- _YOUR OBJECTIVE_: In the copy of the lines below, leave out pictures and print everything else exactly.

- _MATERIAL FOR THE TASK_:
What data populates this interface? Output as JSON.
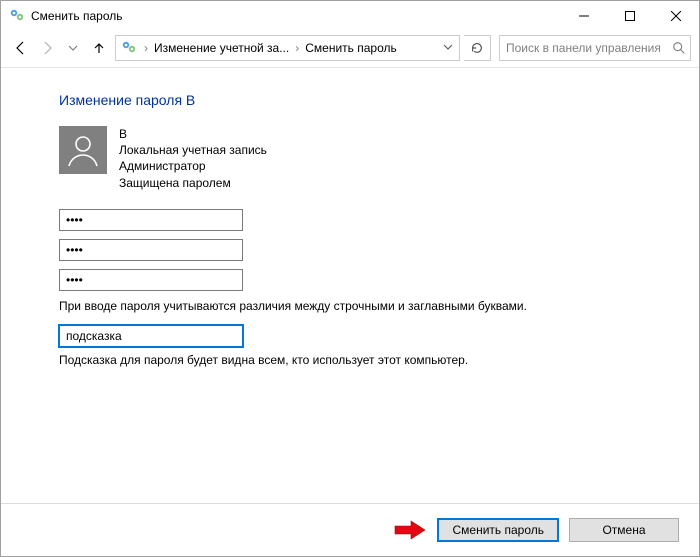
{
  "titlebar": {
    "title": "Сменить пароль"
  },
  "breadcrumb": {
    "segments": [
      "Изменение учетной за...",
      "Сменить пароль"
    ]
  },
  "search": {
    "placeholder": "Поиск в панели управления"
  },
  "page": {
    "heading": "Изменение пароля B"
  },
  "account": {
    "name": "B",
    "type": "Локальная учетная запись",
    "role": "Администратор",
    "protection": "Защищена паролем"
  },
  "fields": {
    "current_password": "••••",
    "new_password": "••••",
    "confirm_password": "••••",
    "case_note": "При вводе пароля учитываются различия между строчными и заглавными буквами.",
    "hint": "подсказка",
    "hint_note": "Подсказка для пароля будет видна всем, кто использует этот компьютер."
  },
  "buttons": {
    "submit": "Сменить пароль",
    "cancel": "Отмена"
  }
}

- _RESULT OF THIS EXERCISE_:
What data populates this interface? Output as JSON.
{
  "titlebar": {
    "title": "Сменить пароль"
  },
  "breadcrumb": {
    "segments": [
      "Изменение учетной за...",
      "Сменить пароль"
    ]
  },
  "search": {
    "placeholder": "Поиск в панели управления"
  },
  "page": {
    "heading": "Изменение пароля B"
  },
  "account": {
    "name": "B",
    "type": "Локальная учетная запись",
    "role": "Администратор",
    "protection": "Защищена паролем"
  },
  "fields": {
    "current_password": "••••",
    "new_password": "••••",
    "confirm_password": "••••",
    "case_note": "При вводе пароля учитываются различия между строчными и заглавными буквами.",
    "hint": "подсказка",
    "hint_note": "Подсказка для пароля будет видна всем, кто использует этот компьютер."
  },
  "buttons": {
    "submit": "Сменить пароль",
    "cancel": "Отмена"
  }
}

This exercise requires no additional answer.